There's two ways to go in terms of saving weight with spokes:
- use lighter spokes; or
- use less spokes.
Obviously, you could do both as well - less spokes and lighter spokes.
How much weight can I save?
- spoke from which weight savings are calculated is the DT Swiss Competition double butted spoke;
- wheelset is 32 hole - 64 spokes in total
|Spoke type||Number||Weight (g)||Weight/spoke (g)||Weight savings (g)|
|DT Swiss Competition||64||382||5.97||0|
|DT Swiss Super Comp||64||318||4.97||64|
|DT Swiss Revolution (2.0/1.5)||64||283||4.42||99|
How will lighter spokes or less spokes affect the wheel?
Lighter spokes (with less cross-sectional area) will result is a "flexier" wheel. No ifs, no buts.
Lighter spokes like CX-Rays do have a longer fatigue life than thicker double butted or straight gauge spokes, so on that basis may be considered "stronger" in terms of resistance to breakage, but they do not have some magical property that affects their elongation. It's a basic principle of metallurgy that a spoke's ability to resist stretching is proportional to its cross-sectional area. A lighter (thinner) spoke will have a smaller cross-sectional area and will stretch more under the same load as a thicker spoke.
How much more is the critical issue, and whether this additional stretch is noticeable to the rider is the real point.
I have found for off-road use I can't tell the difference in "flexiness" between a 32h wheel built with DT Swiss Competion, Super Competion or Revolution spokes.
Lighter spokes or less spokes?
For non-system MTB rims, 28, 32 and 36 hole rims are common.
For 26" MTB rims, the current sweet spot seems to be the 32 hole rim. This is the most common drilling and there's good empirical and experiential evidence that 32 spokes makes for a solid, long lasting 26" wheel. On this basis, going to 36 spokes is overkill.
But, is it worth reducing the spoke count to 28? A 28h wheel will have an optimum triangulation angle when built 2-cross (cf. 32h wheel which has an optimum triangulation angle when built 3-cross). 28h 2-cross spoke will be slightly shorter than the 32h 3-cross spoke and you'll need 4 less spokes and nipples. 4 less spokes and nipples will save around 20g per wheel.

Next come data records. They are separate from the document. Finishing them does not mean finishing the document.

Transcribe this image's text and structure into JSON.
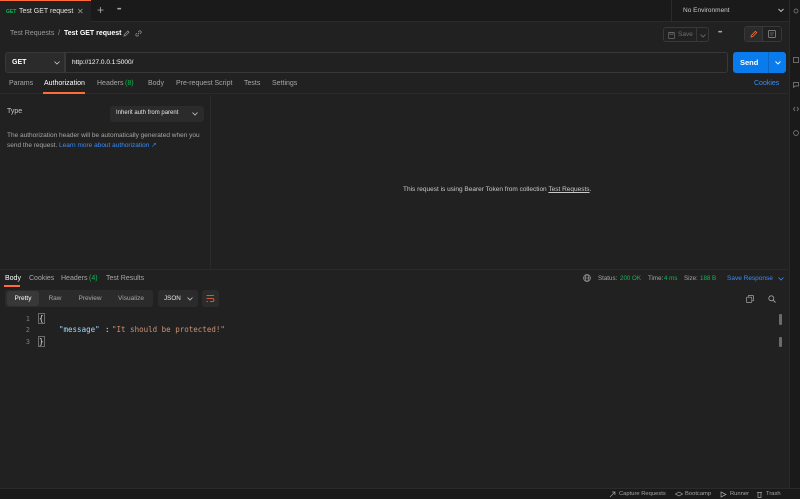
{
  "tabbar": {
    "tab_method": "GET",
    "tab_title": "Test GET request",
    "close_glyph": "✕",
    "new_tab_glyph": "+",
    "more_glyph": "•••",
    "environment": "No Environment"
  },
  "breadcrumb": {
    "collection": "Test Requests",
    "separator": "/",
    "request": "Test GET request",
    "save_label": "Save",
    "more_glyph": "•••"
  },
  "request": {
    "method": "GET",
    "url": "http://127.0.0.1:5000/",
    "send_label": "Send"
  },
  "request_tabs": {
    "params": "Params",
    "authorization": "Authorization",
    "headers": "Headers",
    "headers_count": "(8)",
    "body": "Body",
    "prerequest": "Pre-request Script",
    "tests": "Tests",
    "settings": "Settings",
    "cookies": "Cookies"
  },
  "auth": {
    "type_label": "Type",
    "type_value": "Inherit auth from parent",
    "description": "The authorization header will be automatically generated when you send the request.",
    "learn_more": "Learn more about authorization ↗",
    "bearer_note_prefix": "This request is using Bearer Token from collection",
    "bearer_note_collection": "Test Requests",
    "bearer_note_suffix": "."
  },
  "response_tabs": {
    "body": "Body",
    "cookies": "Cookies",
    "headers": "Headers",
    "headers_count": "(4)",
    "test_results": "Test Results"
  },
  "response_meta": {
    "status_label": "Status:",
    "status_value": "200 OK",
    "time_label": "Time:",
    "time_value": "4 ms",
    "size_label": "Size:",
    "size_value": "188 B",
    "save_response": "Save Response"
  },
  "response_toolbar": {
    "pretty": "Pretty",
    "raw": "Raw",
    "preview": "Preview",
    "visualize": "Visualize",
    "format": "JSON"
  },
  "response_body": {
    "line_numbers": [
      "1",
      "2",
      "3"
    ],
    "open_brace": "{",
    "key": "\"message\"",
    "colon": ":",
    "value": "\"It should be protected!\"",
    "close_brace": "}"
  },
  "statusbar": {
    "capture": "Capture Requests",
    "bootcamp": "Bootcamp",
    "runner": "Runner",
    "trash": "Trash"
  },
  "colors": {
    "accent_orange": "#ff6c37",
    "send_blue": "#097bed",
    "status_green": "#0cbb52",
    "link_blue": "#3a8cf5",
    "json_key": "#9cdcfe",
    "json_string": "#ce9178"
  }
}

So a 28h wheel built with Supercomp spokes will have about the same spoke weight as a 32h wheel built with Revolution spokes. In theory, it should also be stiffer than the 32h wheel with the thinner gauge spokes. If we look at the total cross sectional area of we get:
|Spoke type||Diameter of thinnest section (mm)||Cross-sectional area (mm2)||28h (mm2)||32h (mm2)||36h (mm2)|
|DT Swiss Competition||1.8||2.54||71.25||81.43||91.61|
|DT Swiss Super Comp||1.7||2.27||63.55||72.63||81.71|
|DT Swiss Revolution (2.0/1.5)||1.5||1.77||49.48||56.55||63.62|
What you loose with going to 28 spokes (particularly on non-eyeletted rims) is that the stress and strain is spread over only 28 points on the rim instead of 32. A well built wheel will normally fail through cracking around the spoke holes or eyelets. Reduced spoke count rims need to be stronger around the eyelets to compensate for the reduced number of spokes. In doing so, you loose the weight reduction advantages of going to 28 spokes.